The raising of the Wyangala dam wall near Cowra is the centrepiece of the NSW government’s water infrastructure plans.
Thanks to its classification as Critical State Significant Infrastructure, the project has been fast-tracked. Preliminary works have begun without either a business case or an environmental impact assessment for a project that is expected to capture a combined 770 gigalitres from the Murray-Darling basin. And without a business case, there is no final cost for the project. Taxpayers are already on the hook for $1.5 billion, with the costs having blown out from an initial $650 million.
The Wyangala Dam wall raising was announced in October last year. Other planned water projects including building a new dam at Dungowan, near Tamworth, an upgrade of Gin Gin Weir, west of Dubbo in the Macquarie Valley, and the construction of a dam at Mole River near the Queensland border.
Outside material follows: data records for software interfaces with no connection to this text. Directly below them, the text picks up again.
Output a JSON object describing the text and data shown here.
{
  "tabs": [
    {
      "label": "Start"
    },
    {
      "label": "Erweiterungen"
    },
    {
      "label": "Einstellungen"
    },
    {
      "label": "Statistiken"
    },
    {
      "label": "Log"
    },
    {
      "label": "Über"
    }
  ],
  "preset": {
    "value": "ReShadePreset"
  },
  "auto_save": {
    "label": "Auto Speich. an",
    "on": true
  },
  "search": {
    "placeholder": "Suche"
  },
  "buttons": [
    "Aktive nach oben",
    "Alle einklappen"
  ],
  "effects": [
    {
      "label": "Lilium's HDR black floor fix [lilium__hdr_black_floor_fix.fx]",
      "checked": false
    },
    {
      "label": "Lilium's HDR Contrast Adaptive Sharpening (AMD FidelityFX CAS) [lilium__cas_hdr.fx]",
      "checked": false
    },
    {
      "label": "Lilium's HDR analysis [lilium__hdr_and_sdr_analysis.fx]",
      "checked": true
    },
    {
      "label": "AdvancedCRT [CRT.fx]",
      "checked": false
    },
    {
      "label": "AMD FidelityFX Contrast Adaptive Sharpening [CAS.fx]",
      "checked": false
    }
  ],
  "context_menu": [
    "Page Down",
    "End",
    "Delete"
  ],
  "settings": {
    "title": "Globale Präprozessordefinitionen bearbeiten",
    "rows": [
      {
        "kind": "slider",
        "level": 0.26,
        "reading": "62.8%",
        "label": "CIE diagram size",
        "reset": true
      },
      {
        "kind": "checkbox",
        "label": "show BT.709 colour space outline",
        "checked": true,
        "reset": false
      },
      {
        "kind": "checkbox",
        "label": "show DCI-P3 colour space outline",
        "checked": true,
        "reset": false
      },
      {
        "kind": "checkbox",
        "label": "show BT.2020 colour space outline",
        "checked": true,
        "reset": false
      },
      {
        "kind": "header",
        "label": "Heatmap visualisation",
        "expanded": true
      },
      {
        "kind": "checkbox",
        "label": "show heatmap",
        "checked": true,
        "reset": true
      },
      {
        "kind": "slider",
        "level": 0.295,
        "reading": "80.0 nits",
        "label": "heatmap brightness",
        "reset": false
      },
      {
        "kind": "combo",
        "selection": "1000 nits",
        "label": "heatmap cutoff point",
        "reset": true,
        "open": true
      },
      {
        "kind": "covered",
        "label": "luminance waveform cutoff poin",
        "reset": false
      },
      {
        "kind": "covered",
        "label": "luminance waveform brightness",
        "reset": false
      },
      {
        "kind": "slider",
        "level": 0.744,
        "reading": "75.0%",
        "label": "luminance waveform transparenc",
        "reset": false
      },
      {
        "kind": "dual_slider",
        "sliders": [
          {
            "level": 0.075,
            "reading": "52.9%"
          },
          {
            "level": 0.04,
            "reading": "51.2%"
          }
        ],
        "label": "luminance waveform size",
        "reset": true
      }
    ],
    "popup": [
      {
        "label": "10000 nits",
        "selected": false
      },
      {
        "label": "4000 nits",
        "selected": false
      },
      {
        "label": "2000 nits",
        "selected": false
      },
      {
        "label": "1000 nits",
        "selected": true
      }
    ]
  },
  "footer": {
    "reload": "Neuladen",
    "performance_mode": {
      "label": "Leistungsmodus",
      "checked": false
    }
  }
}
While NSW’s Water Minister Melinda Pavey says the Wyangala Dam project centred on providing security for town water supplies, a water expert with the Australia Institute said it was “quite disingenous to be talking about town water security when in the Lachlan Valley, for example, a really major consumer of water is gold mining”.
At the first public hearing of the NSW parliamentary committee looking into the justification for building and expanding dams in rural NSW, the Australia Institute’s Maryanne Slattery said:
“You really have to look at the gold mines in that valley and their water needs and their plans for expansion. It seems to be code to be talking about town water supply and industry, when really it seems to be about water for mining.”
Meanwhile, just over the hills from Wyangala in the Belubula River Catchment area, which feeds the Kalari River, the NSW Government announced in November last year $1 million to complete a feasibility study to extend Lake Rowlands, either by raising the height of the lake’s wall or to build a bigger dam downstream. Also under way is a plan for a pipeline between Lake Rowlands Dam and Carcoar Dam.
While the funding was billed as part of the government’s emergency response to the drought in regional NSW, the general manager for Central Tablelands Water Gavin Rhodes told the local newspaper:
“It will also allow us to increase industry and growth in the region.”
Plans are also sitting there for at least one gold mine in this area – Regis Resources’ McPhillamys Project. The company spent a lot of money trying to get Bathurst Council to supply them with wastewater but that fell over around 2016. The council decided the water was too precious and it should be recycled and kept for the town and the Macquarie River. It turned out a prescient decision when drought hit and Bathurst locals started worrying about where they were even going to get drinking water.
Regis Resources next plan was to build a pipeline to access the wastewater from a coal mine near Lithgow. While the pipeline…